* WORK REQUIRED: Search the listing for the word "JSON" and return each line that contains it.

* RECORD EXTRACTS:

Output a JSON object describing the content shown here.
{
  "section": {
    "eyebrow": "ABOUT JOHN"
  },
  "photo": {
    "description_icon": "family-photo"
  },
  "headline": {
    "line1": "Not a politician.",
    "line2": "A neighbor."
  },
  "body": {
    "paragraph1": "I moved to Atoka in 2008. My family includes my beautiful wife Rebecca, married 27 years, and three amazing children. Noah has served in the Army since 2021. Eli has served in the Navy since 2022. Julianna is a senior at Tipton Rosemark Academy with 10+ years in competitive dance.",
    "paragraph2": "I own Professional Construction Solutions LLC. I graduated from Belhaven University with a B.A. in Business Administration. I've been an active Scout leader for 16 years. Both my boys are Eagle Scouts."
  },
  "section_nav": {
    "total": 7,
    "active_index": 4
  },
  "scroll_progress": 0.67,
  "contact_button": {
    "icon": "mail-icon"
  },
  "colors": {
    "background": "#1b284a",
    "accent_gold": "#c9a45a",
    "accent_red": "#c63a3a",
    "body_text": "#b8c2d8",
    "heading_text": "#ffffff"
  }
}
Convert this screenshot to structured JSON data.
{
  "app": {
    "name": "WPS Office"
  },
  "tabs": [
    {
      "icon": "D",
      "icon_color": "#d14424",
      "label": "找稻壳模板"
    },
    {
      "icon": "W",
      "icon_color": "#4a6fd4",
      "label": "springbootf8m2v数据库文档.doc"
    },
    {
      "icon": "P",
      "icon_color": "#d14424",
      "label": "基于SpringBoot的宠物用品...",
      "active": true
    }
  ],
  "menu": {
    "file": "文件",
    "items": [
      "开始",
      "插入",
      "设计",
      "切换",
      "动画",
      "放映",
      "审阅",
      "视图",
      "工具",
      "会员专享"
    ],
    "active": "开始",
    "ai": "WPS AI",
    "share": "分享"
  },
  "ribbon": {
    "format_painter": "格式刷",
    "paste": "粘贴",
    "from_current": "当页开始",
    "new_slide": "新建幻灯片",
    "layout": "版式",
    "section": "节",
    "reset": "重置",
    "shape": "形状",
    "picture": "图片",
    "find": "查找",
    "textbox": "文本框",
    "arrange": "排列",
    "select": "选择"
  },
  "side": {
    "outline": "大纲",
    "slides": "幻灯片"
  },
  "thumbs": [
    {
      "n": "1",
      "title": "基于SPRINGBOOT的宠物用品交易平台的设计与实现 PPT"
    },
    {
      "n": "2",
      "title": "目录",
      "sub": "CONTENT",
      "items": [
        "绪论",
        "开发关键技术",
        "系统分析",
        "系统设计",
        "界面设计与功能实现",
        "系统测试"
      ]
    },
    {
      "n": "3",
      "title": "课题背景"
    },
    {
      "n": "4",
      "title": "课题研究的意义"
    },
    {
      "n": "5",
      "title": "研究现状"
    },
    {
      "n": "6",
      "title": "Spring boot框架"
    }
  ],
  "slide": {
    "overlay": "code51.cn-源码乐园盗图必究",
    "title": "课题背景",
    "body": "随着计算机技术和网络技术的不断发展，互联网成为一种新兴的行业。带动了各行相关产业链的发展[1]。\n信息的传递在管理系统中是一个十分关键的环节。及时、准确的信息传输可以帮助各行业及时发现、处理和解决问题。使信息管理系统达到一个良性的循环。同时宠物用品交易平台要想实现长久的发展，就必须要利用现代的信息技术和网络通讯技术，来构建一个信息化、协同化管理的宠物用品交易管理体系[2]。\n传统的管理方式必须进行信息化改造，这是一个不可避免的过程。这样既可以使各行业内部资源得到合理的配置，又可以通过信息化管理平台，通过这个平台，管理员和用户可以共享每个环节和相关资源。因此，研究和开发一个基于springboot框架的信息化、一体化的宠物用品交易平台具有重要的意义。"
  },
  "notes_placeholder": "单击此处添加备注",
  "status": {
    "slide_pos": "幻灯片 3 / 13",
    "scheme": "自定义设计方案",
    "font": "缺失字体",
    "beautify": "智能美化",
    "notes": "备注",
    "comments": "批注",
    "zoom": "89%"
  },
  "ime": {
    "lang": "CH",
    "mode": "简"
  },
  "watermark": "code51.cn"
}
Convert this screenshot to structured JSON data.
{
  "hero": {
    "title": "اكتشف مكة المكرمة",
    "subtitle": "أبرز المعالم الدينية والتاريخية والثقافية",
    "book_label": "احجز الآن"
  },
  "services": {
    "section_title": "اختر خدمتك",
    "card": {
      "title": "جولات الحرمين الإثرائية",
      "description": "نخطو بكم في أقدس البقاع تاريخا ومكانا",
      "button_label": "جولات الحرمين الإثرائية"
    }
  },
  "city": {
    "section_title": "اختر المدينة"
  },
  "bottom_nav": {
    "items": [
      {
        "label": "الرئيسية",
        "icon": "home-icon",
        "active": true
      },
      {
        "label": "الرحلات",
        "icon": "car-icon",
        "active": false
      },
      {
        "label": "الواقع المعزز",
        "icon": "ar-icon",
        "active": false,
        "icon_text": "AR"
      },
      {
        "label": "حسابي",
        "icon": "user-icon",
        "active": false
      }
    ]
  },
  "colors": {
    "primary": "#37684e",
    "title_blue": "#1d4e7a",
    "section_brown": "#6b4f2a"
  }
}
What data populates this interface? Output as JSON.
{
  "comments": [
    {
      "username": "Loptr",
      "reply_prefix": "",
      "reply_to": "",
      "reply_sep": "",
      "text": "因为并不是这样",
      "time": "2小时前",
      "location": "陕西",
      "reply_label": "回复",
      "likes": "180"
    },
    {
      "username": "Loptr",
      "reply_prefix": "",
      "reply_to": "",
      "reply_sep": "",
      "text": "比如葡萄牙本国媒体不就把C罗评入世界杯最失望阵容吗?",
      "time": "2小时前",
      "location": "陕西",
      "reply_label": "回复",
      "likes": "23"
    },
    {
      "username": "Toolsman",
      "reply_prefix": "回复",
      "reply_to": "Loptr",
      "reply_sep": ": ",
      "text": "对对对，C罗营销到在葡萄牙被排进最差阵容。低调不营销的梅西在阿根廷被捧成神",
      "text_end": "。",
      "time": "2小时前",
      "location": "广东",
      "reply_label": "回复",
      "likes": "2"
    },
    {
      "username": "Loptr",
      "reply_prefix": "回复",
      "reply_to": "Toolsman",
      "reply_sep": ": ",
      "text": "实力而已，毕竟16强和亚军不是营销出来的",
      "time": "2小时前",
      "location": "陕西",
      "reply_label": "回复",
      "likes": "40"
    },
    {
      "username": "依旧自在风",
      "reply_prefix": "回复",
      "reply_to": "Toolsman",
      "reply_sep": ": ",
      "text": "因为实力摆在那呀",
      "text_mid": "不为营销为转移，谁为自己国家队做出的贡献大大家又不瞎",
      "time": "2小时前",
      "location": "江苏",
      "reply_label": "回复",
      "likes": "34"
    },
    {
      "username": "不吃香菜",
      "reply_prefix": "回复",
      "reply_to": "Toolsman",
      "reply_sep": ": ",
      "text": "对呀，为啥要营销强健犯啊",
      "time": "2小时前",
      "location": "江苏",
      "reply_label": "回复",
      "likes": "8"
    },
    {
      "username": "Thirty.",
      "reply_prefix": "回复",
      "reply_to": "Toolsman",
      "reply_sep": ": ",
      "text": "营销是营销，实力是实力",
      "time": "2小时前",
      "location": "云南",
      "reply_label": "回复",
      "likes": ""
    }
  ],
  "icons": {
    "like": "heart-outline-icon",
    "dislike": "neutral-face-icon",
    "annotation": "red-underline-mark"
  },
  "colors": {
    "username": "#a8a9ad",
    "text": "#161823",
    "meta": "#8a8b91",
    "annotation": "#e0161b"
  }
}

* TASK RESULT:
Output a JSON object describing the content shown here.
Convert this screenshot to structured JSON data.
Convert this screenshot to structured JSON data.
What data populates this interface? Output as JSON.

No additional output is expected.